A group of Democratic and Republican Senators is urging the Trump administration to take a more cohesive and unified approach to 5G by appointing a dedicated official to oversee the nation's use of the technology.
"We would further urge you to designate a dedicated, senior individual focused solely on coordinating and leading the nation's effort to develop and deploy future telecommunications technologies," the Senators wrote. "We believe that having a senior leader would position the United States to lead on telecommunications advancements, ensure the United States is appropriately postured against this strategic threat, and demonstrate to our allies the seriousness with which the nation considers the issue."
As noted by several publications, the Senators signing the letter include Mark R. Warner (D-Va.) and Richard Burr (R-N.C.), vice chairman and chairman, respectively, of the Senate's Intelligence Committee; Ron Johnson (R-Wis.) and Gary Peters (D-Mich.), chairman and ranking member, respectively, of the Homeland Security and Governmental Affairs Committee; and others. The letter was addressed to Robert O' Brien, assistant to the president for national security affairs, and Lawrence Kudlow, director of the National Economic Council. Kudlow has often represented the Trump administration on 5G issues.

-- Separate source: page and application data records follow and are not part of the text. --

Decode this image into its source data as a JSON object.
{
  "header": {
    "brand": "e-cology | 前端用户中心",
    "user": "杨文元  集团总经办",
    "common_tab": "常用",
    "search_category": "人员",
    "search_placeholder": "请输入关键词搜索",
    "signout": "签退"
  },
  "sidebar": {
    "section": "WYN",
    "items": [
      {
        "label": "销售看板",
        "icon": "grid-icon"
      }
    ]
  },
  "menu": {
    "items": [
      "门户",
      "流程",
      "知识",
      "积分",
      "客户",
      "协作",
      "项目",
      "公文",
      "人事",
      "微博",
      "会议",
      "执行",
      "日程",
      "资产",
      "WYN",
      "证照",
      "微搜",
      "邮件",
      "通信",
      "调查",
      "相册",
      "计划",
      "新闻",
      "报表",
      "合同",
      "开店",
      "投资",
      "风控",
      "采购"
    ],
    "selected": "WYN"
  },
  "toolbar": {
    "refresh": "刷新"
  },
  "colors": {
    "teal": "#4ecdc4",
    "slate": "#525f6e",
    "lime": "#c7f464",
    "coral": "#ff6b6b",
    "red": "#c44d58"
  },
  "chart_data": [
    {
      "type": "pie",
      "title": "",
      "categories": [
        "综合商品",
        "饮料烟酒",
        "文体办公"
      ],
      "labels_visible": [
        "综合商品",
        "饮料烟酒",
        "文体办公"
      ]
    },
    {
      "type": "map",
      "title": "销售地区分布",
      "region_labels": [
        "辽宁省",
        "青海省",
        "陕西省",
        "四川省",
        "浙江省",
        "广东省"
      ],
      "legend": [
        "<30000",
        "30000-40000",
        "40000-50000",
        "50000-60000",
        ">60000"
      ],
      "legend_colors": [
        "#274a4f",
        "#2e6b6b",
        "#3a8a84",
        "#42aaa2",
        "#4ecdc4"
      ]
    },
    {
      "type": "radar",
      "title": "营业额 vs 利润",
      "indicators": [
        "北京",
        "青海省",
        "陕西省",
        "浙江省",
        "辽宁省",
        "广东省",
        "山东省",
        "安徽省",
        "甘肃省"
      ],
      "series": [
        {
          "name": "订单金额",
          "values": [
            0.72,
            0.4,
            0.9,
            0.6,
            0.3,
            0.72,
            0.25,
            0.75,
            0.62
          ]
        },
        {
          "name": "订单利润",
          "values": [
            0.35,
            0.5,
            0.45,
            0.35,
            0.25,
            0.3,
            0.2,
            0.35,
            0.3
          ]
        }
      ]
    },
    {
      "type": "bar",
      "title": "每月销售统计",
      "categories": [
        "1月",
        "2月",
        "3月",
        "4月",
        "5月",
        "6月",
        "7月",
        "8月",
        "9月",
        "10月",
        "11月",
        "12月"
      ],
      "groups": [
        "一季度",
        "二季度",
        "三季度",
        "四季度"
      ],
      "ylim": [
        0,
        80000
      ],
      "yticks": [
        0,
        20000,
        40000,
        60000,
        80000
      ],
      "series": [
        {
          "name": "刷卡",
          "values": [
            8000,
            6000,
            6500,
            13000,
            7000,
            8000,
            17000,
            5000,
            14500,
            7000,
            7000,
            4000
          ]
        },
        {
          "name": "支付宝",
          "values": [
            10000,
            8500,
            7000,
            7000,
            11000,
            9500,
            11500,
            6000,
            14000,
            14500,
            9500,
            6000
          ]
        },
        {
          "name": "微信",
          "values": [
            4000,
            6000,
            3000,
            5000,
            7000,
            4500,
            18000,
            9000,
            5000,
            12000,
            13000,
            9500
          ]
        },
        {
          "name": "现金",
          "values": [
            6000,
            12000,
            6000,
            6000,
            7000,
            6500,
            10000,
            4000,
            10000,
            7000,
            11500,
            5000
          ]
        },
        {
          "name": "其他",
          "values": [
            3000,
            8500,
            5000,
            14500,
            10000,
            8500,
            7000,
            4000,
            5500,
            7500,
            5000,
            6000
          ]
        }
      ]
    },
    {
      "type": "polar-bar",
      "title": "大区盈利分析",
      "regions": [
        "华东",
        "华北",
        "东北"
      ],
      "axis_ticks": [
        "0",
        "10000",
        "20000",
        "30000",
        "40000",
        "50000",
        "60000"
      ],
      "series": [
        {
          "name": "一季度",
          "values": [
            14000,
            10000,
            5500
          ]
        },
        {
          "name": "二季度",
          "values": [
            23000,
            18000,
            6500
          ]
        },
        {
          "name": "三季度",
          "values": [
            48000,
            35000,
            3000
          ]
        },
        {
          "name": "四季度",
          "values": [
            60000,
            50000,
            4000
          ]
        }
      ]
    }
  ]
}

"While the United States has led in the development and deployment of previous telecommunications evolutions, 5G represents the first evolutionary step for which an authoritarian nation leads the marketplace for telecommunications solutions. China's leadership, combined with the United States' increased reliance on high-speed, reliable telecommunications services to facilitate both commerce and defense, poses a strategic risk for the country," the Senators wrote. "Without a national strategy, facilitated by a common understanding of the geopolitical and technical impact of 5G and future telecommunications advancements, we expect each agency will continue to operate within its own mandate, rather than identifying national authority and policy deficiencies that do not neatly fall into a single department or agency. This fractured approach will not be sufficient to rise to the challenge the country faces."
The letter essentially represents a reaction to a number of dramatic upheavals in the telecommunications industry over the past year -- commotion overshadowed and likely advanced by the ongoing trade war between the US and China. Huawei, the world's largest wireless networking equipment supplier, sits at the center of the geopolitical 5G debate, with the US government moving to block the company entirely from not only the US market but also international markets, and now looking to eradicate its existing equipment from existing US networks.
And though a number of government agencies have been working on various 5G topics, from the Commerce Department to the FCC to the Department of Defense, there remains no real official oversight on 5G specifically outside of a presidential memorandum last year essentially calling for an inventory of spectrum for 5G.
While US policymakers debate the topic, China is embarking on what will unarguably be the world's largest 5G deployment to date; indeed, the country already counts more than 10 million people who pre-registered to receive 5G service.
Moreover, China's Huawei claims a leading position in terms of 5G patents and technological contributions to the standard, according to German patent analysis company IPlytics. In the firm's new November figures, Huawei leads the world in terms of the number of "declared 5G families" of patents, with 3,325. Samsung (2,846), LG (2,463) and Nokia (2,308) come in after.
The firm also said Huawei leads in terms of "technical contributions" for 5G standards, with 19,473. Ericsson (15,072), Nokia (11,555) and Qualcomm (5,994) follow.